A USTR report released Tuesday also cited complaints Beijing uses cyber spying to steal foreign business secrets, but it was unclear whether the latest tariff hike was in response to that.

In a separate dispute, Beijing raised tariffs Monday on a US$3b list of US goods including pork, apples and steel pipe in response a higher American import duties on steel and aluminum.

The technology-related tariffs are more sensitive for President Xi Jinping's government because they strike at industries seen by communist leaders as vital for China's future development.

Companies have warned Trump's action might hurt U.S. companies and consumers.

Read more: China hits back at US with tariffs on pork and fruit

"The administration is rightly focused on restoring equity and fairness in our trade relationship with China," said the executive vice president of the U.S. Chamber of Commerce, Myron Brilliant, in a statement.

"However, imposing taxes on products used daily by American consumers and job creators is not the way to achieve those ends."

The USTR also launched a WTO case last month challenging Chinese policies it said unfairly limit foreign companies' ability to control their technology.

US authorities say Beijing denies foreign companies the right to block use of technology by a Chinese entity once a licensing period ends and imposes contract terms that are less favorable than for local technology.
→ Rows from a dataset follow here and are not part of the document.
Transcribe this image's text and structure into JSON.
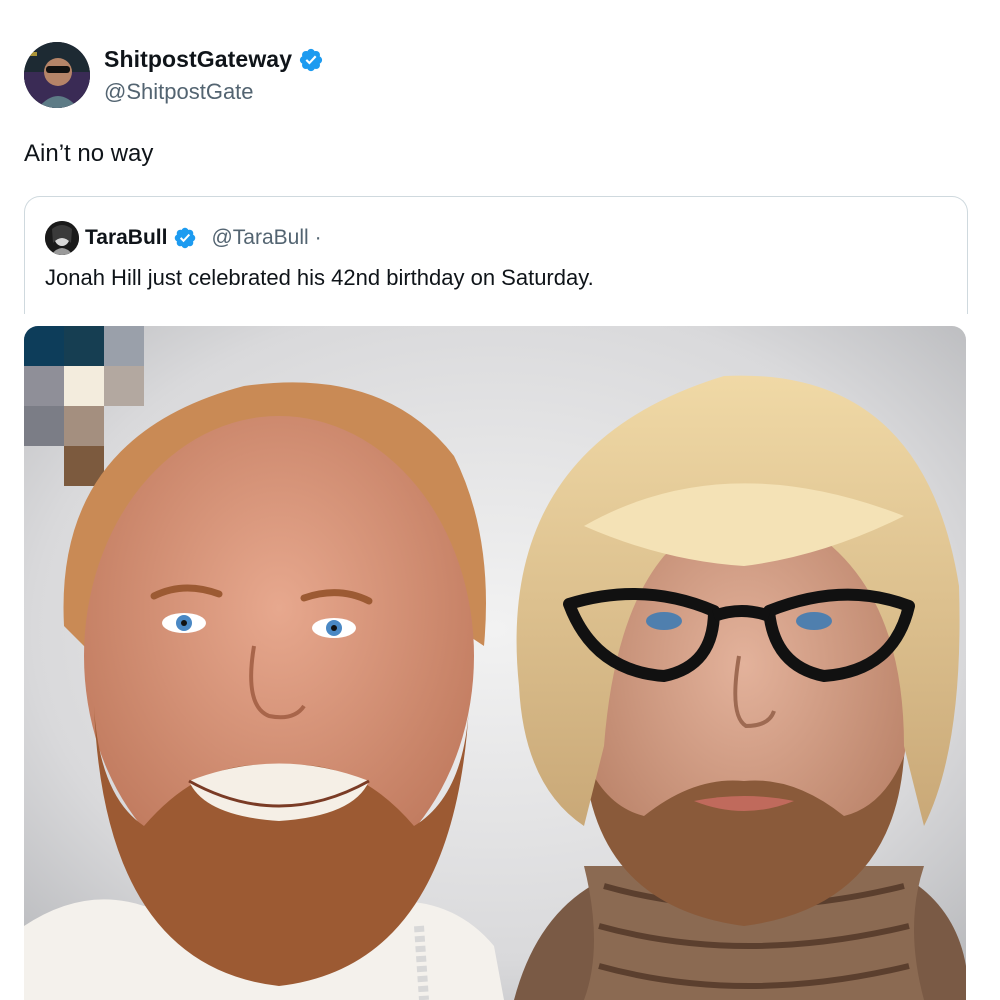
{
  "tweet": {
    "author": {
      "display_name": "ShitpostGateway",
      "handle": "@ShitpostGate",
      "verified": true,
      "verified_icon": "verified-badge-icon"
    },
    "text": "Ain’t no way"
  },
  "quoted_tweet": {
    "author": {
      "display_name": "TaraBull",
      "handle": "@TaraBull",
      "separator": "·",
      "verified": true,
      "verified_icon": "verified-badge-icon"
    },
    "text": "Jonah Hill just celebrated his 42nd birthday on Saturday."
  },
  "colors": {
    "verified_blue": "#1d9bf0",
    "handle_gray": "#536471",
    "border": "#cfd9de"
  }
}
Foreign companies are increasingly alarmed by initiatives such as Beijing's long-range industry development plan, dubbed "Made in China 2025," which calls for creating Chinese global leaders in electric cars, robots and other fields.

Foreign companies complain that strategy appears to limit or outright block access to those industries.
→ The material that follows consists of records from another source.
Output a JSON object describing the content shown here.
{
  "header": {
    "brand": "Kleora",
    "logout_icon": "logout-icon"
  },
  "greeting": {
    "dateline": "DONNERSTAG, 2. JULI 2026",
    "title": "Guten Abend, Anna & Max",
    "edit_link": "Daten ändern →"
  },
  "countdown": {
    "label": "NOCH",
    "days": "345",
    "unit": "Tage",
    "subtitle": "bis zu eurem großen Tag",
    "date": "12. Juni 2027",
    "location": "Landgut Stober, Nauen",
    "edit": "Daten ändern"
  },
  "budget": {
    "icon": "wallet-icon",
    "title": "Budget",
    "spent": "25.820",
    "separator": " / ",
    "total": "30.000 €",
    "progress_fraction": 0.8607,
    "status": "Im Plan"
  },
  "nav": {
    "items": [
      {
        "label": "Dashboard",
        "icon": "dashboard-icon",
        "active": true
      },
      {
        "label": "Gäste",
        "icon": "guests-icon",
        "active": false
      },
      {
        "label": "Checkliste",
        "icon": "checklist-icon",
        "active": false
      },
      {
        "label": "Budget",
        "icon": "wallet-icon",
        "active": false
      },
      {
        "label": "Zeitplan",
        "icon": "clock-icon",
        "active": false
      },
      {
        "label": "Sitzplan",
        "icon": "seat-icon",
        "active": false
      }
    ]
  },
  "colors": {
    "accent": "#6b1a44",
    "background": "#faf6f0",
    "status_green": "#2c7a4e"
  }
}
Beijing reported a trade surplus of US$275.8b with the United States last year, or two-thirds of Beijing's global total. Washington reports different figures that put the gap at a record US$375.2b.

China has accused Trump of damaging the global system of trade regulation by taking action under US law instead of through the WTO. The Commerce Ministry's statement Wednesday criticized the latest moves as "a typical unilateralist and protectionist practice."

- AP